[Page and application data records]
================

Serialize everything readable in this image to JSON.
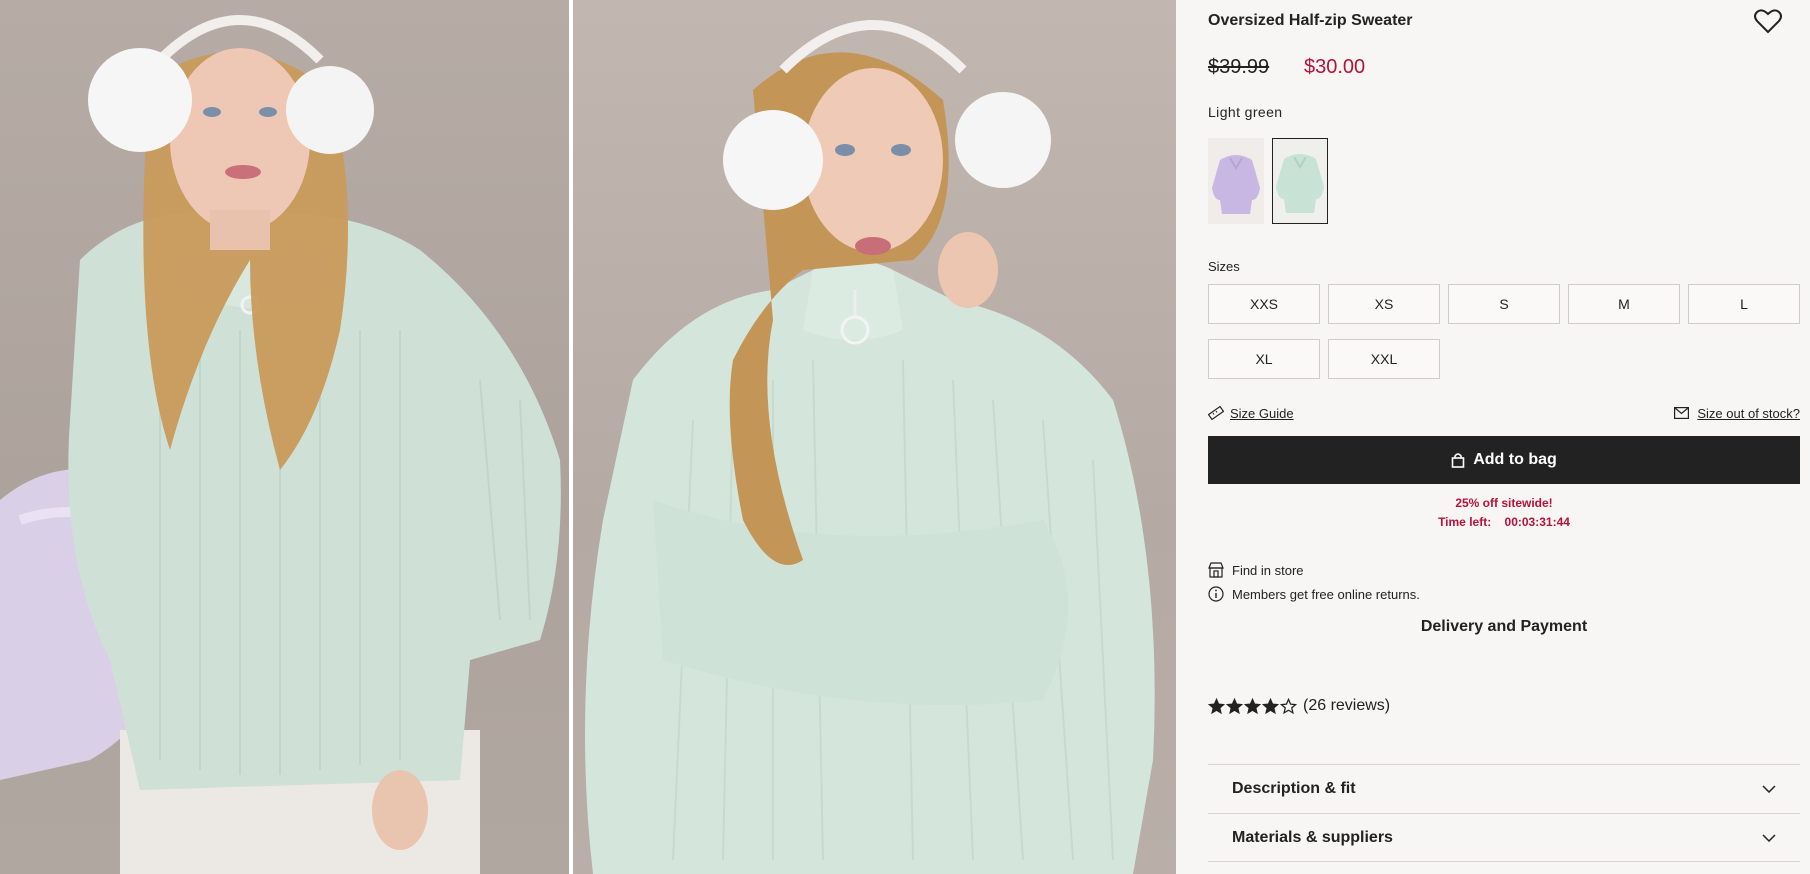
{
  "product": {
    "title": "Oversized Half-zip Sweater",
    "price_original": "$39.99",
    "price_sale": "$30.00",
    "sale_color": "#b5123a",
    "color_name": "Light green",
    "swatches": [
      {
        "name": "Lilac",
        "selected": false
      },
      {
        "name": "Light green",
        "selected": true
      }
    ]
  },
  "sizes": {
    "label": "Sizes",
    "options": [
      "XXS",
      "XS",
      "S",
      "M",
      "L",
      "XL",
      "XXL"
    ]
  },
  "links": {
    "size_guide": "Size Guide",
    "size_out_of_stock": "Size out of stock?"
  },
  "cart": {
    "add_label": "Add to bag"
  },
  "promo": {
    "headline": "25% off sitewide!",
    "time_left_label": "Time left:",
    "countdown": "00:03:31:44"
  },
  "info": {
    "find_in_store": "Find in store",
    "free_returns": "Members get free online returns.",
    "delivery_heading": "Delivery and Payment"
  },
  "rating": {
    "stars": 4,
    "max_stars": 5,
    "reviews_text": "(26 reviews)"
  },
  "accordions": [
    "Description & fit",
    "Materials & suppliers"
  ],
  "icons": [
    "heart-icon",
    "ruler-icon",
    "mail-icon",
    "bag-lock-icon",
    "store-icon",
    "info-icon",
    "star-icon",
    "chevron-down-icon"
  ]
}
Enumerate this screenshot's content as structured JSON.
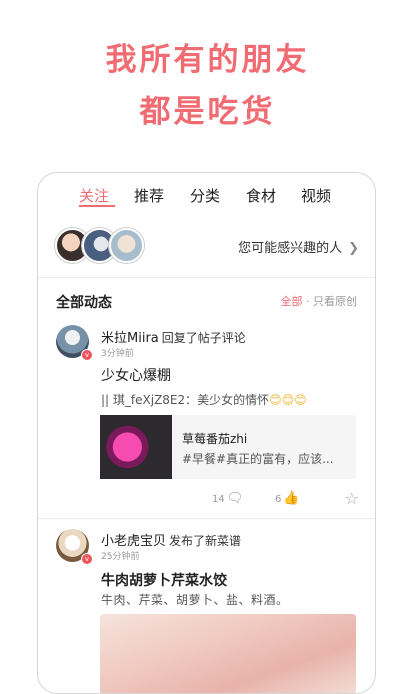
{
  "headline": {
    "line1": "我所有的朋友",
    "line2": "都是吃货"
  },
  "tabs": [
    {
      "label": "关注",
      "active": true
    },
    {
      "label": "推荐",
      "active": false
    },
    {
      "label": "分类",
      "active": false
    },
    {
      "label": "食材",
      "active": false
    },
    {
      "label": "视频",
      "active": false
    }
  ],
  "suggest": {
    "label": "您可能感兴趣的人",
    "icon": "chevron-right-icon"
  },
  "feed": {
    "section_title": "全部动态",
    "filter_all": "全部",
    "filter_sep": "·",
    "filter_original": "只看原创"
  },
  "posts": [
    {
      "user": "米拉Miira",
      "action": "回复了帖子评论",
      "time": "3分钟前",
      "text": "少女心爆棚",
      "quote": "|| 琪_feXjZ8E2：美少女的情怀",
      "quote_emoji": "😊😊😊",
      "card_title": "草莓番茄zhi",
      "card_sub": "#早餐#真正的富有，应该...",
      "comments": "14",
      "likes": "6"
    },
    {
      "user": "小老虎宝贝",
      "action": "发布了新菜谱",
      "time": "25分钟前",
      "recipe_title": "牛肉胡萝卜芹菜水饺",
      "ingredients": "牛肉、芹菜、胡萝卜、盐、料酒。"
    }
  ],
  "colors": {
    "accent": "#f16b72",
    "badge": "#f0525b"
  }
}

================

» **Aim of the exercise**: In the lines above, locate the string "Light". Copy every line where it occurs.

» **Solved exercise**:
    "color_name": "Light green",
        "name": "Light green",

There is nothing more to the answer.